Two black men whose arrests at a Starbucks in Philadelphia led to protests and plans for bias training at thousands of the chain’s locations spoke about the ordeal for the first time on Thursday, saying they were not told by the police why they were being escorted out.
The men, Donte Robinson and Rashon Nelson, both 23, went to a downtown Starbucks on April 12 for a business meeting involving real estate that they had been working on for months, they said during an interview with ABC’s “Good Morning America.”
Mr. Nelson asked to use the restroom and was told by the manager that they were only for paying customers. He joined Mr. Robinson at a table to wait for the person they planned to meet. The manager approached, asked them if they wanted to order drinks. They declined.
According to 911 records, approximately two minutes after the men entered the store, the police were called.
“Initially, as soon as they approached us, they just said we have to leave,” Mr. Nelson said. “There was no question of, you know, was there a problem here between you guys and the manager?”
Mr. Robinson said they were put in double lock handcuffs, were not read their rights and were not told why they were being arrested. They were “escorted out and put into a squad car,” he said. “In that moment, I am trying to process what’s going on.”
FULL INTERVIEW: “This is something that has been going on for years…everyone is blind to it.”
— Good Morning America (@GMA) April 19, 2018
“After the first time they walk over and they say, ‘you have to leave,’ I say, ‘we are here for a meeting,’” Mr. Robinson added. “We have been working on this for months.”
The men were arrested on suspicion of trespassing. Starbucks did not press charges and they were released.
In a separate interview with The Associated Press, Mr. Nelson said he wondered if he would make it home alive.
“Anytime I’m encountered by cops, I can honestly say it’s a thought that runs through my mind,” he said. “You never know what’s going to happen.”
The men said on “Good Morning America” that they hoped the incident would spur a dialogue about race. “I want to make sure that this situation doesn’t happen again,” Mr. Robinson said. “What I want is for young men to not be traumatized by this, and instead motivated, inspired.”
Mr. Nelson said he hoped the episode would inspire black people “to really stand up and show your greatness, and that you are not judged by the color of your skin as our ancestors were.”
“This is something that has been going on for years and everyone’s blind to it,” he added. “But they know what’s going on, if you get what I mean.”
In a news conference on Thursday, Commissioner Richard Ross Jr. of the Philadelphia Police Department apologized to the two men and said the episode warranted a policy change.
He also suggested that the officers might not have been aware that Starbucks, which has more than 8,000 stores nationwide, presents itself as a meeting place where people can linger.

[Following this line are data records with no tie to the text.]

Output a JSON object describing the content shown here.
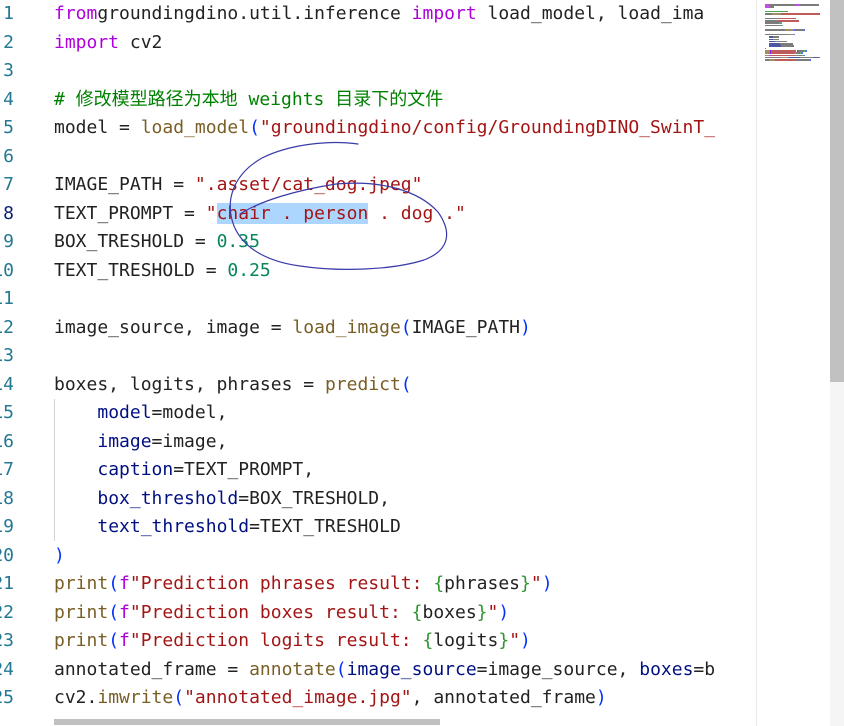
{
  "editor": {
    "lines": [
      {
        "n": "1",
        "t": [
          [
            "k",
            "from"
          ],
          [
            "",
            "groundingdino.util.inference "
          ],
          [
            "k",
            "import"
          ],
          [
            "",
            " load_model, load_ima"
          ]
        ]
      },
      {
        "n": "2",
        "t": [
          [
            "k",
            "import"
          ],
          [
            "",
            " cv2"
          ]
        ]
      },
      {
        "n": "3",
        "t": []
      },
      {
        "n": "4",
        "t": [
          [
            "c",
            "# 修改模型路径为本地 weights 目录下的文件"
          ]
        ]
      },
      {
        "n": "5",
        "t": [
          [
            "",
            "model = "
          ],
          [
            "f",
            "load_model"
          ],
          [
            "p1",
            "("
          ],
          [
            "s",
            "\"groundingdino/config/GroundingDINO_SwinT_"
          ]
        ]
      },
      {
        "n": "6",
        "t": []
      },
      {
        "n": "7",
        "t": [
          [
            "",
            "IMAGE_PATH = "
          ],
          [
            "s",
            "\".asset/cat_dog.jpeg\""
          ]
        ]
      },
      {
        "n": "8",
        "t": [
          [
            "",
            "TEXT_PROMPT = "
          ],
          [
            "s",
            "\""
          ],
          [
            "s hl",
            "chair . person"
          ],
          [
            "s",
            " . dog .\""
          ]
        ]
      },
      {
        "n": "9",
        "t": [
          [
            "",
            "BOX_TRESHOLD = "
          ],
          [
            "n",
            "0.35"
          ]
        ]
      },
      {
        "n": "10",
        "t": [
          [
            "",
            "TEXT_TRESHOLD = "
          ],
          [
            "n",
            "0.25"
          ]
        ]
      },
      {
        "n": "11",
        "t": []
      },
      {
        "n": "12",
        "t": [
          [
            "",
            "image_source, image = "
          ],
          [
            "f",
            "load_image"
          ],
          [
            "p1",
            "("
          ],
          [
            "",
            "IMAGE_PATH"
          ],
          [
            "p1",
            ")"
          ]
        ]
      },
      {
        "n": "13",
        "t": []
      },
      {
        "n": "14",
        "t": [
          [
            "",
            "boxes, logits, phrases = "
          ],
          [
            "f",
            "predict"
          ],
          [
            "p1",
            "("
          ]
        ]
      },
      {
        "n": "15",
        "t": [
          [
            "",
            "    "
          ],
          [
            "v",
            "model"
          ],
          [
            "",
            "=model,"
          ]
        ]
      },
      {
        "n": "16",
        "t": [
          [
            "",
            "    "
          ],
          [
            "v",
            "image"
          ],
          [
            "",
            "=image,"
          ]
        ]
      },
      {
        "n": "17",
        "t": [
          [
            "",
            "    "
          ],
          [
            "v",
            "caption"
          ],
          [
            "",
            "=TEXT_PROMPT,"
          ]
        ]
      },
      {
        "n": "18",
        "t": [
          [
            "",
            "    "
          ],
          [
            "v",
            "box_threshold"
          ],
          [
            "",
            "=BOX_TRESHOLD,"
          ]
        ]
      },
      {
        "n": "19",
        "t": [
          [
            "",
            "    "
          ],
          [
            "v",
            "text_threshold"
          ],
          [
            "",
            "=TEXT_TRESHOLD"
          ]
        ]
      },
      {
        "n": "20",
        "t": [
          [
            "p1",
            ")"
          ]
        ]
      },
      {
        "n": "21",
        "t": [
          [
            "f",
            "print"
          ],
          [
            "p1",
            "("
          ],
          [
            "k",
            "f"
          ],
          [
            "s",
            "\"Prediction phrases result: "
          ],
          [
            "p2",
            "{"
          ],
          [
            "",
            "phrases"
          ],
          [
            "p2",
            "}"
          ],
          [
            "s",
            "\""
          ],
          [
            "p1",
            ")"
          ]
        ]
      },
      {
        "n": "22",
        "t": [
          [
            "f",
            "print"
          ],
          [
            "p1",
            "("
          ],
          [
            "k",
            "f"
          ],
          [
            "s",
            "\"Prediction boxes result: "
          ],
          [
            "p2",
            "{"
          ],
          [
            "",
            "boxes"
          ],
          [
            "p2",
            "}"
          ],
          [
            "s",
            "\""
          ],
          [
            "p1",
            ")"
          ]
        ]
      },
      {
        "n": "23",
        "t": [
          [
            "f",
            "print"
          ],
          [
            "p1",
            "("
          ],
          [
            "k",
            "f"
          ],
          [
            "s",
            "\"Prediction logits result: "
          ],
          [
            "p2",
            "{"
          ],
          [
            "",
            "logits"
          ],
          [
            "p2",
            "}"
          ],
          [
            "s",
            "\""
          ],
          [
            "p1",
            ")"
          ]
        ]
      },
      {
        "n": "24",
        "t": [
          [
            "",
            "annotated_frame = "
          ],
          [
            "f",
            "annotate"
          ],
          [
            "p1",
            "("
          ],
          [
            "v",
            "image_source"
          ],
          [
            "",
            "=image_source, "
          ],
          [
            "v",
            "boxes"
          ],
          [
            "",
            "=b"
          ]
        ]
      },
      {
        "n": "25",
        "t": [
          [
            "",
            "cv2."
          ],
          [
            "f",
            "imwrite"
          ],
          [
            "p1",
            "("
          ],
          [
            "s",
            "\"annotated_image.jpg\""
          ],
          [
            "",
            ", annotated_frame"
          ],
          [
            "p1",
            ")"
          ]
        ]
      }
    ],
    "active_line": "8"
  },
  "colors": {
    "keyword": "#af00db",
    "string": "#a31515",
    "comment": "#008000",
    "number": "#098658",
    "function": "#795e26",
    "parameter": "#001080",
    "line_number": "#237893",
    "selection": "#add6ff",
    "ink": "#3a3aa8"
  },
  "icons": {
    "annotation": "hand-drawn-circle"
  }
}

“They were put in some ways in an untenable position,” he said. “You can’t expect them to walk into every business and intuitively know what every policy is.”
The Starbucks employee who asked the men to leave is no longer working there. The chain’s chief executive, Kevin R. Johnson, said this week that what happened to the men was wrong.
“It’s my responsibility to understand what happened and what led to that, and ensure that we fix it,” Mr. Johnson said.
Starbucks has announced it will close its stores in the United States on May 29 to give anti-bias training to 175,000 employees.
The scene was recorded in a video that has been viewed more than 11 million times on Twitter. The arrests prompted a #BoycottStarbucks campaign and protests at the store, in Philadelphia’s Center City.